*** Opening Records shown ***
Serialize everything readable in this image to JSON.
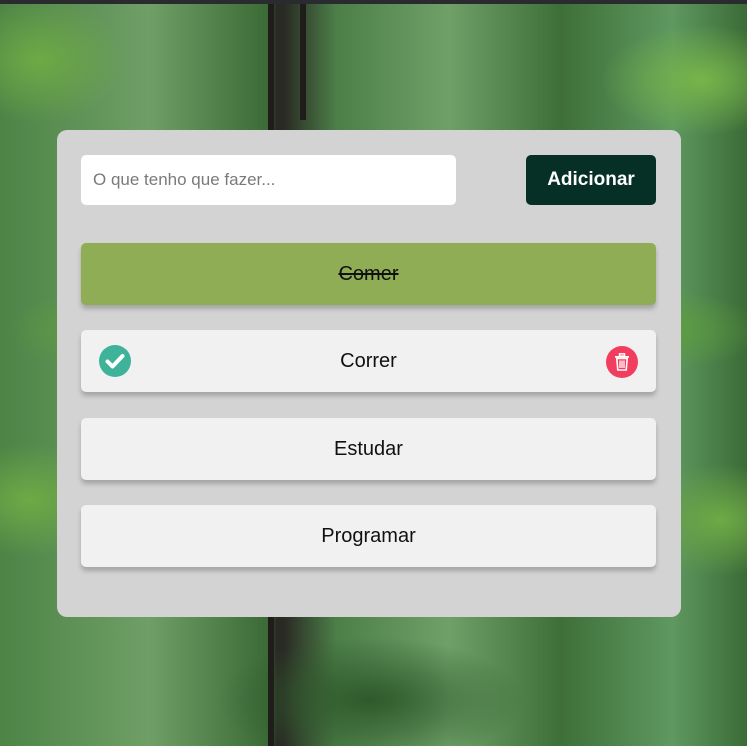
{
  "new_task": {
    "placeholder": "O que tenho que fazer...",
    "value": ""
  },
  "add_button": {
    "label": "Adicionar"
  },
  "tasks": [
    {
      "label": "Comer",
      "completed": true
    },
    {
      "label": "Correr",
      "completed": false,
      "hovered": true
    },
    {
      "label": "Estudar",
      "completed": false
    },
    {
      "label": "Programar",
      "completed": false
    }
  ],
  "icons": {
    "check": "check-circle-icon",
    "delete": "trash-icon"
  },
  "colors": {
    "card_background": "#d3d3d3",
    "add_button": "#063026",
    "completed_task": "#8fad55",
    "task": "#f1f1f1",
    "check_icon": "#3fb39a",
    "delete_icon": "#f23d5f"
  }
}
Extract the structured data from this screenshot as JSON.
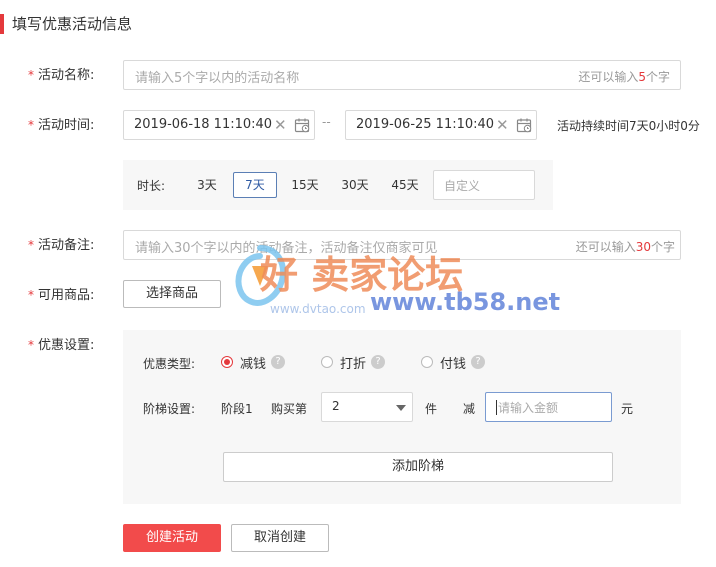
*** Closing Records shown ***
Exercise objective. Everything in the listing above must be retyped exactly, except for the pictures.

Reply to the exercise.
Serialize everything readable in this image to JSON.
{
  "new_task": {
    "placeholder": "O que tenho que fazer...",
    "value": ""
  },
  "add_button": {
    "label": "Adicionar"
  },
  "tasks": [
    {
      "label": "Comer",
      "completed": true
    },
    {
      "label": "Correr",
      "completed": false,
      "hovered": true
    },
    {
      "label": "Estudar",
      "completed": false
    },
    {
      "label": "Programar",
      "completed": false
    }
  ],
  "icons": {
    "check": "check-circle-icon",
    "delete": "trash-icon"
  },
  "colors": {
    "card_background": "#d3d3d3",
    "add_button": "#063026",
    "completed_task": "#8fad55",
    "task": "#f1f1f1",
    "check_icon": "#3fb39a",
    "delete_icon": "#f23d5f"
  }
}
Extract the structured data from this screenshot as JSON.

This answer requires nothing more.